A few days back it was announced that Robert Eggers’ The Witch had gained public support from the Satanic Temple as “a Satanic experience.” I, in a potentially controversial move, publicly declared this news to be a good omen for the quality of the film. If an established substrate of Satanists found the movie to be something nuanced enough to represent their beliefs, then I figured the film might be more nuanced across the board, Satanists and colonial Puritan faith alike. Horror films set in a time near the infamous Salem witch trials tend to succumb to stereotypes and caricatures, mere straw men to be mocked and used for scares.
This, however, was not the case in The Witch. At the end of the film, there is a note that states how much of the narrative and dialogue came straight from actual primary sources such as court reports, diaries, etc. By the end of the film, one does feel like they were carried into a rather realistic depiction of the religious and social tensions weighing heavily on the landscape in those days. It is a credit to Robert Eggers—who wrote and directed—that he was confident enough in the source material to allow its inherent elements of suspicion and tension to speak for itself with little to no forced drama. The conclusion could include a supernatural or materialistic explanation and both would flow forth naturally from the ambiguity of the narrative.
While I do not claim to know the intricacies of the doctrines of the Satanic Temple, I can speak to a certain level of knowledge about the nature of Puritan forms of doctrine, teaching, and worship in colonial America. Maybe more than anything, I was surprised at how serious Eggers portrayed the faith of the central family, exiled into the wilderness from a colonial town. The family is loving towards each other (even with discipline and the annoyances of siblings rearing its head from time to time). Every member of the family is drawn with care and depth. The actors cast were utterly astounding in every role.
The father catechizes his children in the Christian faith and speaks nearly liturgical forms of prayers before meals (often matching those found in the Valley of Vision). The prayers and catechism questions are all rather true in style and content to what would have been found in Puritan writings of the day. When the family speaks of their faith and pray, their old English brings out the beauty of a deep and rounded Christian belief.
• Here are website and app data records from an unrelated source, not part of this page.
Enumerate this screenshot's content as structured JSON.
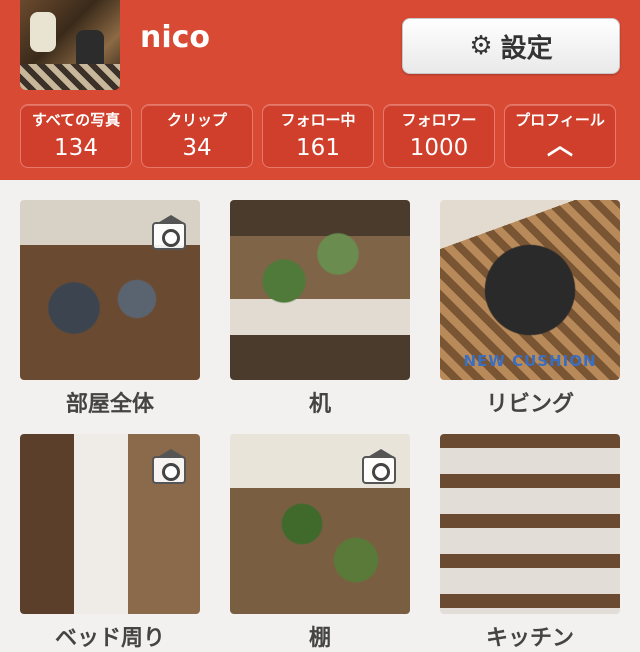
{
  "header": {
    "username": "nico",
    "settings_label": "設定",
    "settings_icon": "gear-icon",
    "accent_color": "#d94a35"
  },
  "stats": [
    {
      "label": "すべての写真",
      "value": "134"
    },
    {
      "label": "クリップ",
      "value": "34"
    },
    {
      "label": "フォロー中",
      "value": "161"
    },
    {
      "label": "フォロワー",
      "value": "1000"
    },
    {
      "label": "プロフィール",
      "icon": "chevron-up-icon"
    }
  ],
  "albums": [
    {
      "caption": "部屋全体",
      "camera": true
    },
    {
      "caption": "机",
      "camera": false
    },
    {
      "caption": "リビング",
      "camera": false,
      "overlay": "NEW CUSHION"
    },
    {
      "caption": "ベッド周り",
      "camera": true
    },
    {
      "caption": "棚",
      "camera": true
    },
    {
      "caption": "キッチン",
      "camera": false
    }
  ]
}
It is refreshing to see this portrayal of a family with a strong and knowledgeable faith carried through the whole of the film. Not only do we have the draw of supernatural elements entering the reality of colonial America, but we have them entering into the reality of people that feel true to the time period with strong beliefs about the nature of the world and man.
Not everyone will appreciate this film. It is a slow burner with only the rare shock and really no jumps scares in its runtime. It is a film that wants to get under peoples’ skin for days instead of manufacturing momentary scares. It does the job quite well. The cinematography is beautiful and there are specific shots in the film that feel like paintings that were given life. It is the artistry of the film that requires it to be considered as superb film, not just an effective genre piece.
However, the most brilliant part of the film is just how layered with meaning it is. It has only been 14 hours since I walked out of the theater and I have already found myself considering four or five different interpretations that could inform the meaning of the film. These readings range from the rather blunt (strong feminist undercurrents, man vs. nature) to more subtle readings. One such reading I found particularly interesting is how Eggers is able to speak in a very stark and profound way about the nature of America as a “Christian nation.” The film goes back to a period of American history that has always been considered to be the height of Christian affection in the country, whether Puritans, Quakers, other Separatists, etc., and throws that image in relief against the “post-Christian nation” we often refer to today.
The ending suggests that the Christian faith of the family was ultimately not capable of overcoming its subversion by the black magic that resided out in nature, out in the woods around their land. The final moments of the film speak of the black magic as a means to “delicious living,” life of self-empowerment and little constraint on natural human desires, whatever they may be. In a sense, this conclusion speaks volumes to a country that finds more momentum in the self-help gurus of Oprah and Joel Osteen where we seek to empower ourselves toward a better life and in growing consumerism and commodification of just about everything as a way to attain our desires day to day. The “black magic” of our day has supplanted the deep religious affections that many of those who came to America from Britain in the early days of America maintained. Christian traditions and deeply rooted faith has been overcome.
The Witch is rather stark in its lack of resolution. It models its ambiguity and unwillingness to clearly show evil being completely defeated by good after the likes of Roman Polanski (Rosemary’s Baby, Repulsion) and William Friedkin (The Exorcist). However, these types of stories need to be told as well. Evil sometimes does overcome good in this world, even if only temporarily. However, when the credits rolled, I still had a sense that there was a standing hope in the frayed periphery of the story. With its reverent and rather accurately detailed account of strong, full faith within the life of a colonial family, it seems unlikely that this is the true ending of the story.
“It means,” said Aslan, “that though the Witch knew the Deep Magic, there is a magic deeper still which she did not know. Her knowledge goes back only to the dawn of time. But if she could have looked a little further back, into the stillness and the darkness before Time dawned, she would have read there a different incantation. She would have known that when a willing victim who had committed no treachery was killed in a traitor’s stead, the Table would crack and Death itself would start working backward.” – C.S. Lewis, The Lion, The Witch and the Wardrobe, p. 163.